Excerpts from a dataset:

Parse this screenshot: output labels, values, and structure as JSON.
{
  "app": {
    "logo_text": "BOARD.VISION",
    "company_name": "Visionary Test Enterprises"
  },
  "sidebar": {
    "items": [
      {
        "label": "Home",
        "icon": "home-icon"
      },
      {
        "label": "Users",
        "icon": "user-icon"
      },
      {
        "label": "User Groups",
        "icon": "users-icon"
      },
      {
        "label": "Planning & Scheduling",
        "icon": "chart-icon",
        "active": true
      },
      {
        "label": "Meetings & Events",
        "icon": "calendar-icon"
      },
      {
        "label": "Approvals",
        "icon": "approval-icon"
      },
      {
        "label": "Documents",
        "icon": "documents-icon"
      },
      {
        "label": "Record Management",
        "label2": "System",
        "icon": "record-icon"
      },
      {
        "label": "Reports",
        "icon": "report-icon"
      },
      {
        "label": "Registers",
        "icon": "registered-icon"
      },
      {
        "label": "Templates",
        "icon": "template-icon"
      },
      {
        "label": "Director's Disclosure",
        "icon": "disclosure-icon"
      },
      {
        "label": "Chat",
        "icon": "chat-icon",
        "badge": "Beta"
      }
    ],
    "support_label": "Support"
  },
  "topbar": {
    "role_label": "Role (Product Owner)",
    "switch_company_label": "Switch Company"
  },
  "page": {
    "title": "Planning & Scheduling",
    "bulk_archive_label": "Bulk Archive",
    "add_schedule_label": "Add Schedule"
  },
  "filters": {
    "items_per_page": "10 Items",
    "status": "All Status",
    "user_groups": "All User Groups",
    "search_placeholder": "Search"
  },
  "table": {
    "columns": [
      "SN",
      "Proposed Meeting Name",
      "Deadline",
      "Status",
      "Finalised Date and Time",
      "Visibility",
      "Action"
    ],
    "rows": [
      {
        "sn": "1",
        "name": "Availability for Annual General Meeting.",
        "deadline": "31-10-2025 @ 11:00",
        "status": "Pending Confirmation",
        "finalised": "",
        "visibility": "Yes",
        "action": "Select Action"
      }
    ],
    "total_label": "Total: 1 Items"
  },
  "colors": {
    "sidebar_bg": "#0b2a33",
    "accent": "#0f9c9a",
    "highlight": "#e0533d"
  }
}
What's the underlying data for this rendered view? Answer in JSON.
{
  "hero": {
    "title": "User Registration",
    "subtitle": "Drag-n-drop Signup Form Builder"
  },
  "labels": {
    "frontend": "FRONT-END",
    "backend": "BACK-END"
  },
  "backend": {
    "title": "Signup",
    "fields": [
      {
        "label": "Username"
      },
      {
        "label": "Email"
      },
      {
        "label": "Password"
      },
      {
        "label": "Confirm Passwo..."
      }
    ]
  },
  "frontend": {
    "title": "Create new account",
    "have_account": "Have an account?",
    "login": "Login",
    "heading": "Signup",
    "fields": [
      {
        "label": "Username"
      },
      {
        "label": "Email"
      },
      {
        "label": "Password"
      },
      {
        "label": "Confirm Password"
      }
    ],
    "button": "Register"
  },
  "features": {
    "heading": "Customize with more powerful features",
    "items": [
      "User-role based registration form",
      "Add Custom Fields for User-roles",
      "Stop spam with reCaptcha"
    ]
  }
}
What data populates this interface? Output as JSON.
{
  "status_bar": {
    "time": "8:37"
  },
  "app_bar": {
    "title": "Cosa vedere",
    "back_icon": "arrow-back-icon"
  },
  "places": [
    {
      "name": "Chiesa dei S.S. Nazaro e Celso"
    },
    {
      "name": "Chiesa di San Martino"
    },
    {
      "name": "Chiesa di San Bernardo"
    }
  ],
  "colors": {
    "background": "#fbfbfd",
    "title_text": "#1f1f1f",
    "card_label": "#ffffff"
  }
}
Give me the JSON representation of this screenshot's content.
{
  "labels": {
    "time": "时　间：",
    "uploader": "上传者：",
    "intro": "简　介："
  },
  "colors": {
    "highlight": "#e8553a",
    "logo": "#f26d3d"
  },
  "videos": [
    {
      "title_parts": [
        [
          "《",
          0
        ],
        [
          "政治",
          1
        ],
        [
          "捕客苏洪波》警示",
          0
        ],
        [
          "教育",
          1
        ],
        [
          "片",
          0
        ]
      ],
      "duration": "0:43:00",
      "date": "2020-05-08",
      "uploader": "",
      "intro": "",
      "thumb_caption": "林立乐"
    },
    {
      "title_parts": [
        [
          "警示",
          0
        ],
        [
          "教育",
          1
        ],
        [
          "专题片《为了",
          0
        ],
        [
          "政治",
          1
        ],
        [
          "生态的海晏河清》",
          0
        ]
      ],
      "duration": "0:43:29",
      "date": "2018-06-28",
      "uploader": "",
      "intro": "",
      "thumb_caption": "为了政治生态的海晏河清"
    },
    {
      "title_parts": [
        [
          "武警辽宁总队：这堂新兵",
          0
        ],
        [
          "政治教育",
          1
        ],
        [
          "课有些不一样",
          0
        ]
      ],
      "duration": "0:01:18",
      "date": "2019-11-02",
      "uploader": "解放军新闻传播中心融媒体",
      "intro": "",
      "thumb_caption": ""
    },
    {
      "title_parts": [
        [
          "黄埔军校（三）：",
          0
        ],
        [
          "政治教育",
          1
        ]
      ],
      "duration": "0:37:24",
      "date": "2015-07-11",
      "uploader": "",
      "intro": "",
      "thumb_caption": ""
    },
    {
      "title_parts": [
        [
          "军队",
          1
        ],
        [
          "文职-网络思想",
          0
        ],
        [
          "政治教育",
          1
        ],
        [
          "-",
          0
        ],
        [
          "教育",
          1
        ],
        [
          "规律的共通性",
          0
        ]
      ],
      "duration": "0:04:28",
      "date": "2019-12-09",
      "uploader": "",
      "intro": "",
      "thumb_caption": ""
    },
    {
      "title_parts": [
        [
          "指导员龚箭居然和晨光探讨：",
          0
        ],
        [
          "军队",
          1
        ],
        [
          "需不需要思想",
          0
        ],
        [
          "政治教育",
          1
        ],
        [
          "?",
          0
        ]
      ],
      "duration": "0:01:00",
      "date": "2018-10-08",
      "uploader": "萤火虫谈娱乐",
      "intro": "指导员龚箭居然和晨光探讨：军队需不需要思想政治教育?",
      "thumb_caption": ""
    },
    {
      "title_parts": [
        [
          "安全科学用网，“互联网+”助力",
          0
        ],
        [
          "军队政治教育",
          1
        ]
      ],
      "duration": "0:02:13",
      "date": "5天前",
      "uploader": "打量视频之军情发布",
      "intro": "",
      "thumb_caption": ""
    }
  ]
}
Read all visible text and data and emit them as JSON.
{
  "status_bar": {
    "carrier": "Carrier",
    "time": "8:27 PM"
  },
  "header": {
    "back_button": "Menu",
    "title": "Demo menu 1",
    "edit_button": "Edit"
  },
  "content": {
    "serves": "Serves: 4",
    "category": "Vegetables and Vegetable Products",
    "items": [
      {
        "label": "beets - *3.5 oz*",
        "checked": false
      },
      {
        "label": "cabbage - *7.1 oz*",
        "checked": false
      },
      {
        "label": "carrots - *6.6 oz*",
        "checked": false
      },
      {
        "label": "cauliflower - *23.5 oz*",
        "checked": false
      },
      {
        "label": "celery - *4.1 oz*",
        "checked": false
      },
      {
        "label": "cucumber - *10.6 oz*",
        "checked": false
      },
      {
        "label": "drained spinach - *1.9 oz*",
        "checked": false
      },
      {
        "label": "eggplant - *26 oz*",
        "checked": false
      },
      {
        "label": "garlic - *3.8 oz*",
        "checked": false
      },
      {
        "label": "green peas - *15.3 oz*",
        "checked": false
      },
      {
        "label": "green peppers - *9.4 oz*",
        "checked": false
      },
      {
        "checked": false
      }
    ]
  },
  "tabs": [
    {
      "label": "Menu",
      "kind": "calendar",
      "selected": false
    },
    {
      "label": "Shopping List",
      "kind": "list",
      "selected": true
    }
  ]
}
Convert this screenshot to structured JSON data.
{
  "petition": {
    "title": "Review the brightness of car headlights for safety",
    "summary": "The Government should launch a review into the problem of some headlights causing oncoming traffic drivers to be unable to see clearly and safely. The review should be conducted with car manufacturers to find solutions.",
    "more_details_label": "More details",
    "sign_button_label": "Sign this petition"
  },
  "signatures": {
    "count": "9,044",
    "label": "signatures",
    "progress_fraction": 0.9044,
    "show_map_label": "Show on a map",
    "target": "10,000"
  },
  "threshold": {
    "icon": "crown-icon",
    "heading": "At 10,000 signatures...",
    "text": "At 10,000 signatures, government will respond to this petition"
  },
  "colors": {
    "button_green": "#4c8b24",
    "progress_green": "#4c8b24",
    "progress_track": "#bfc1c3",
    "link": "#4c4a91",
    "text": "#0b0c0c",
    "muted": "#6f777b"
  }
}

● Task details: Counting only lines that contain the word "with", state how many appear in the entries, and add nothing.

● Written answer: 3